This work is not like a typical project. Setting up a great project plan and executing on tactics and actions will get the infrastructure built (such as VOC systems), but it won't drive the change in culture and the development of cross-silo competencies.

6. Not having clear communication to the organization that walks people constantly through the road map, actions, and behaviors to model. It's not enough to do the work behind the scenes. The organization needs to be constantly kept up to speed on what is happening and what it means to them. As new decisions are made that focus on customer experiences, people must be kept apprised of these decisions and given permission to model this type of decision-making.

The organization must be kept up to speed on actions and successes. Without this constant communication, "permission setting," and "decision guidance," the organization will view the customer experience work as just one element of a long string of exercises or programs that will go the way of the others--away.

7. Taking actions based on what they think, not based on understanding what customers need. Many companies, especially those long entrenched in their business. believe they know what customers need. Even when they do research, they make the research about "validating" their plans rather than beginning with an open mind and asking the customer about their lives and what they need.

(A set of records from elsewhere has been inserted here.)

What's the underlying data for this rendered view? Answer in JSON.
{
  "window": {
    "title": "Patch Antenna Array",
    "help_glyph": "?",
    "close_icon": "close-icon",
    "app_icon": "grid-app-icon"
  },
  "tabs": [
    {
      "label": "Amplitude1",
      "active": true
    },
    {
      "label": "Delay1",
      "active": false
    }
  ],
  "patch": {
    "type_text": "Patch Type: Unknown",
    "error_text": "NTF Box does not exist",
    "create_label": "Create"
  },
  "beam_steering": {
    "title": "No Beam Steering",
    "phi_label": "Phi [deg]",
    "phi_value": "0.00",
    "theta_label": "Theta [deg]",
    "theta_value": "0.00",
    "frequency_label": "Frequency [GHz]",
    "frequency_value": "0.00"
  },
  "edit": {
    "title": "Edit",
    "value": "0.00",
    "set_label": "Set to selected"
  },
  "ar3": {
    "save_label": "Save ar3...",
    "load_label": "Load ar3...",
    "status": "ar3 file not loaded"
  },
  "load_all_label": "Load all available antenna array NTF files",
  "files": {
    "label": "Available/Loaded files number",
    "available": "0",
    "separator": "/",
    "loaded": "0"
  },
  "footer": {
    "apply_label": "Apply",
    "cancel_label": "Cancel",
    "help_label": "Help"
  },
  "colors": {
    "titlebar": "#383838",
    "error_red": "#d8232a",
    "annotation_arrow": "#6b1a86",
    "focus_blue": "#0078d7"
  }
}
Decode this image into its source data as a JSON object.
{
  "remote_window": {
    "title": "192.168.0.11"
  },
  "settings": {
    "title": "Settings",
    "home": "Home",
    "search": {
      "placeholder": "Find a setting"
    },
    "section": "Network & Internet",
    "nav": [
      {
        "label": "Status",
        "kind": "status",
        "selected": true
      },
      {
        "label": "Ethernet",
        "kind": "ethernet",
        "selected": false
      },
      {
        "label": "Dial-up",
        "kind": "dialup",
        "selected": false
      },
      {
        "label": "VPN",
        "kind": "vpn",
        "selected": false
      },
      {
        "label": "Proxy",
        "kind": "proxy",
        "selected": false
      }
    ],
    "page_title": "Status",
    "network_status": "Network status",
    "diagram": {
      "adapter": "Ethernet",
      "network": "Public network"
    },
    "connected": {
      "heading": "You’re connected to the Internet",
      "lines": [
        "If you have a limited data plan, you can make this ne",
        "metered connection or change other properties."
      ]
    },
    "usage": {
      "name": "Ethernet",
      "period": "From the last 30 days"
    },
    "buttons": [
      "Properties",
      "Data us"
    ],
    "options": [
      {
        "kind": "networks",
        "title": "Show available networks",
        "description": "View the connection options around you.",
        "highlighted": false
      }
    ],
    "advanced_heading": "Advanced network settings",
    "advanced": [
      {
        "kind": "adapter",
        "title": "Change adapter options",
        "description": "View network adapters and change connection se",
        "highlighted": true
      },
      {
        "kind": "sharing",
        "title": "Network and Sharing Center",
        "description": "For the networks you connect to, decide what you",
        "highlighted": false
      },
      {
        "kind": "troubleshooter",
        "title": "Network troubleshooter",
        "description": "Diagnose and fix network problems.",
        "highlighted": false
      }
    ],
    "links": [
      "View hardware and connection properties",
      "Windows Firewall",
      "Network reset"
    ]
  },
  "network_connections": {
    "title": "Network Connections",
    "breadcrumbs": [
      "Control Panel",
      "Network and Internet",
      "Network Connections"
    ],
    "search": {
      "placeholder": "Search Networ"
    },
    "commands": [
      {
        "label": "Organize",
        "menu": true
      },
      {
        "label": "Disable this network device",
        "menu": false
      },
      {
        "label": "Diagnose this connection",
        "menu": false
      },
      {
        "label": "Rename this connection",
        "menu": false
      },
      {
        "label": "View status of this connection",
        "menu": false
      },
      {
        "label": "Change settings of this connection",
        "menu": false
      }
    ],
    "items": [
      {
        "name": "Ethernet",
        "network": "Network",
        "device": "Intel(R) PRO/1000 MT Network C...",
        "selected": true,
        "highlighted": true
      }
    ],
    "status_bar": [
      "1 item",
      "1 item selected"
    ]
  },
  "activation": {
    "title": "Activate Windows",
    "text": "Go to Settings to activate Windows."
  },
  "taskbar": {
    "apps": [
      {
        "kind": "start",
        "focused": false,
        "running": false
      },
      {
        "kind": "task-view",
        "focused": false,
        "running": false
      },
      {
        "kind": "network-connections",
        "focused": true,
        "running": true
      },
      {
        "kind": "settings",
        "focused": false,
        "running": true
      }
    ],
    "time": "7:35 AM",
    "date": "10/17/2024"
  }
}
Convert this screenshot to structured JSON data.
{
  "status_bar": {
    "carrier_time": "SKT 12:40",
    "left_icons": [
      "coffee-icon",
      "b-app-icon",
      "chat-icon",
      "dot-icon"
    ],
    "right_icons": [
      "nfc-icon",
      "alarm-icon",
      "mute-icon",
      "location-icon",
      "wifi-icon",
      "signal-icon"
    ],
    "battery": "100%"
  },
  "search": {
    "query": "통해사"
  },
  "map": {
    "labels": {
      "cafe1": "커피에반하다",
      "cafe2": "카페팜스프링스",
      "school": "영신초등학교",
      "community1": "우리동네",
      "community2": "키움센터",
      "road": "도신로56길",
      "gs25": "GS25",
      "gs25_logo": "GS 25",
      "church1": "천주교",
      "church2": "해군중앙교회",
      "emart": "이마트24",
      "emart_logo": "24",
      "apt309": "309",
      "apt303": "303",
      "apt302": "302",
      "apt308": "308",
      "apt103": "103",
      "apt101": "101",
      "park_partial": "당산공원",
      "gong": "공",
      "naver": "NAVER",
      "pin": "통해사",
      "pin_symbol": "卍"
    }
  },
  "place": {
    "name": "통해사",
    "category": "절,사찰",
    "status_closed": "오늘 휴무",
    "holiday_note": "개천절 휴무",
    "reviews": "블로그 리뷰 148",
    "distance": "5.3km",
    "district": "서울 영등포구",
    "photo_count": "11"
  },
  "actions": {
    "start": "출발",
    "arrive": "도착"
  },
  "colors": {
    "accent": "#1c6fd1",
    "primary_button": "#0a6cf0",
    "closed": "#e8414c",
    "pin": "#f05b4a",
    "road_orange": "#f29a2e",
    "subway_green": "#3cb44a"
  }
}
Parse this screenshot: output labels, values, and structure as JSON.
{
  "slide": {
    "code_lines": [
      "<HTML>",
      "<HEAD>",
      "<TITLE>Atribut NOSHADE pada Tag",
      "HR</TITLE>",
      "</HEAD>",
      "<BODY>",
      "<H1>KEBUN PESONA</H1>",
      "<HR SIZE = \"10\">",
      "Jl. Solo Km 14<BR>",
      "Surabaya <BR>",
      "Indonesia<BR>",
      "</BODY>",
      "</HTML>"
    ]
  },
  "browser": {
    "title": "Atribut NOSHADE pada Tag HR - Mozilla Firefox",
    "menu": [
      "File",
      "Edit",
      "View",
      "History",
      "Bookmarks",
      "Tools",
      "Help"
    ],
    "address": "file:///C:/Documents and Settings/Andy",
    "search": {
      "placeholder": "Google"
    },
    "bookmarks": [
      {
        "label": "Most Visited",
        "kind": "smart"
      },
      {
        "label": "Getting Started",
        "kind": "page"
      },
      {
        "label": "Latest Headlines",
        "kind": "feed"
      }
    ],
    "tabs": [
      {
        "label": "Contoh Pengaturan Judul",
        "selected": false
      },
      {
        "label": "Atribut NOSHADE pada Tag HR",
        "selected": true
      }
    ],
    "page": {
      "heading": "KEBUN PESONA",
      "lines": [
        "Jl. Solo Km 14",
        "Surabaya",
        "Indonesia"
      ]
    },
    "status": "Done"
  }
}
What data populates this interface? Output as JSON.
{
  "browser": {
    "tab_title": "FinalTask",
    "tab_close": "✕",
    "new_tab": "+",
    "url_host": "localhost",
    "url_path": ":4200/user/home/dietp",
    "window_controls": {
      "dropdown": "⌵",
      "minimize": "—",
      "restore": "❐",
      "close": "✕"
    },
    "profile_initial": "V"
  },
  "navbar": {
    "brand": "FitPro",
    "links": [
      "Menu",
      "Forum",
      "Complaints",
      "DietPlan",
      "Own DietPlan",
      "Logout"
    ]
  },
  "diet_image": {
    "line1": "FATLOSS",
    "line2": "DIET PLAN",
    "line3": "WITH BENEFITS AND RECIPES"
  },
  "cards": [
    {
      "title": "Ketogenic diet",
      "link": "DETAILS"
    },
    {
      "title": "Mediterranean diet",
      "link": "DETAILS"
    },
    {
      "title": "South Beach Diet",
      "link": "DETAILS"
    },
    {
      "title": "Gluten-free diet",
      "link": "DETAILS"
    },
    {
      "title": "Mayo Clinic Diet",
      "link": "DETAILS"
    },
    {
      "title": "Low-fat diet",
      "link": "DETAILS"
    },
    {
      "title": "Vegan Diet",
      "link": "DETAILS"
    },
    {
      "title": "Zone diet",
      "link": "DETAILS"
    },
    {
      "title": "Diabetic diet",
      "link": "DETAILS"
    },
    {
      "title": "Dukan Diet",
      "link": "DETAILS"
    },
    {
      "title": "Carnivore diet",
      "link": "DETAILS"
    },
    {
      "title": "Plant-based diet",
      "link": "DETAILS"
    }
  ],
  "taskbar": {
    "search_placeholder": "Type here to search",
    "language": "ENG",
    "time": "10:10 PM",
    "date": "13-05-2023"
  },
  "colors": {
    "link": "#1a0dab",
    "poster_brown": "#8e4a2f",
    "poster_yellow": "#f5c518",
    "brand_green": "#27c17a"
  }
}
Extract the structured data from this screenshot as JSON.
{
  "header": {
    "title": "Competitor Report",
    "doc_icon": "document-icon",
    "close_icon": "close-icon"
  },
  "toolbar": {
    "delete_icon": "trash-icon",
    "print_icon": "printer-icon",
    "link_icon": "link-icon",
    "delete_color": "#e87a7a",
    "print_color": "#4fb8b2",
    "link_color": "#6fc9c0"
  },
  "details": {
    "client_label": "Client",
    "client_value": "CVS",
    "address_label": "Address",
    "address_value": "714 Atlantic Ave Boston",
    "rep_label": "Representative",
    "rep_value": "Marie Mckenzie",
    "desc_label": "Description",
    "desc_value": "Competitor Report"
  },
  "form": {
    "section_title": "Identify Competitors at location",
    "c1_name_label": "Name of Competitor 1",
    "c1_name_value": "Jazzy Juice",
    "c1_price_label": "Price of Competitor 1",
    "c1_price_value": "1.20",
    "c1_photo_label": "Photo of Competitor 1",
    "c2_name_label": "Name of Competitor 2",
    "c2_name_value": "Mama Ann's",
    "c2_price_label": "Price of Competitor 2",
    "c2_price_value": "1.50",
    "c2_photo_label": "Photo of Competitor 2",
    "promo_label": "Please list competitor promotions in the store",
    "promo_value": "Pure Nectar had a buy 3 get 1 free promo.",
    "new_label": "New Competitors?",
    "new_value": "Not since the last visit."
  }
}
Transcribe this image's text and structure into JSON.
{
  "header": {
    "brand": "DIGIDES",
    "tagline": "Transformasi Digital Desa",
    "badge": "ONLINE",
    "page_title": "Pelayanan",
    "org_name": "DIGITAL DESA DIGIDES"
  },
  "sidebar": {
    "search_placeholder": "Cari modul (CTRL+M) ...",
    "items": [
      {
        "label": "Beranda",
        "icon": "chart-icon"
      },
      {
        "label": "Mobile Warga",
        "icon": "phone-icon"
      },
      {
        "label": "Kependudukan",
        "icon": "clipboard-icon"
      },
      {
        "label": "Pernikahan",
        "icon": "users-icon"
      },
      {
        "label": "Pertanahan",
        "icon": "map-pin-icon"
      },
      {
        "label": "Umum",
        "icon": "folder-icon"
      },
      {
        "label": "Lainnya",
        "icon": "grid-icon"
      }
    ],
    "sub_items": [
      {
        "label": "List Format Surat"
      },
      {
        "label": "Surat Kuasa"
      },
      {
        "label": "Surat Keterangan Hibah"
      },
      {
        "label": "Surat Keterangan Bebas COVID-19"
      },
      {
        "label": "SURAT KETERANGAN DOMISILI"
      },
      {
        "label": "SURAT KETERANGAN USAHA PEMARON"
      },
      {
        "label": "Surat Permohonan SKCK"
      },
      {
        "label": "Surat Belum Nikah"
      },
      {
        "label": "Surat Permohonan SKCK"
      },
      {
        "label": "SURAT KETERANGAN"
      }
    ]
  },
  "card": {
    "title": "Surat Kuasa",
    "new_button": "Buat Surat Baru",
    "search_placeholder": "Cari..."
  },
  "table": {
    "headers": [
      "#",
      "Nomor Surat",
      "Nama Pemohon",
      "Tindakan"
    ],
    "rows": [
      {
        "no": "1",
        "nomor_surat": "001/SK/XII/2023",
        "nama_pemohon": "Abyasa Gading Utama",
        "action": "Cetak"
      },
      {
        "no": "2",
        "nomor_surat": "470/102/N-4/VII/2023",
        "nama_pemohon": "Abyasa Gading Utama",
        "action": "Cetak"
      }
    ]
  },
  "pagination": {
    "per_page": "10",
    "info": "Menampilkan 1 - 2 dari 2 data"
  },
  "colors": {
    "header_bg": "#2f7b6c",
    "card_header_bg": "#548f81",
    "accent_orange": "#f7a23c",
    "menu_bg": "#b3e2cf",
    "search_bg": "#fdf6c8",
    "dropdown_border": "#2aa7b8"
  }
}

This approach will compromise the outcome of the new experiences that are built, and in some cases will completely backfire. Customer experience differentiation comes when companies begin by truly understanding customers' needs, rather than beginning with current processes and asking customers what they like or don't like. Many companies fall into this trap, from experience building to customer satisfaction scores that indicate that "they are doing ok". Customers are forced to react to the box of the experience you are currently giving and aren't given the chance to really talk about what they need.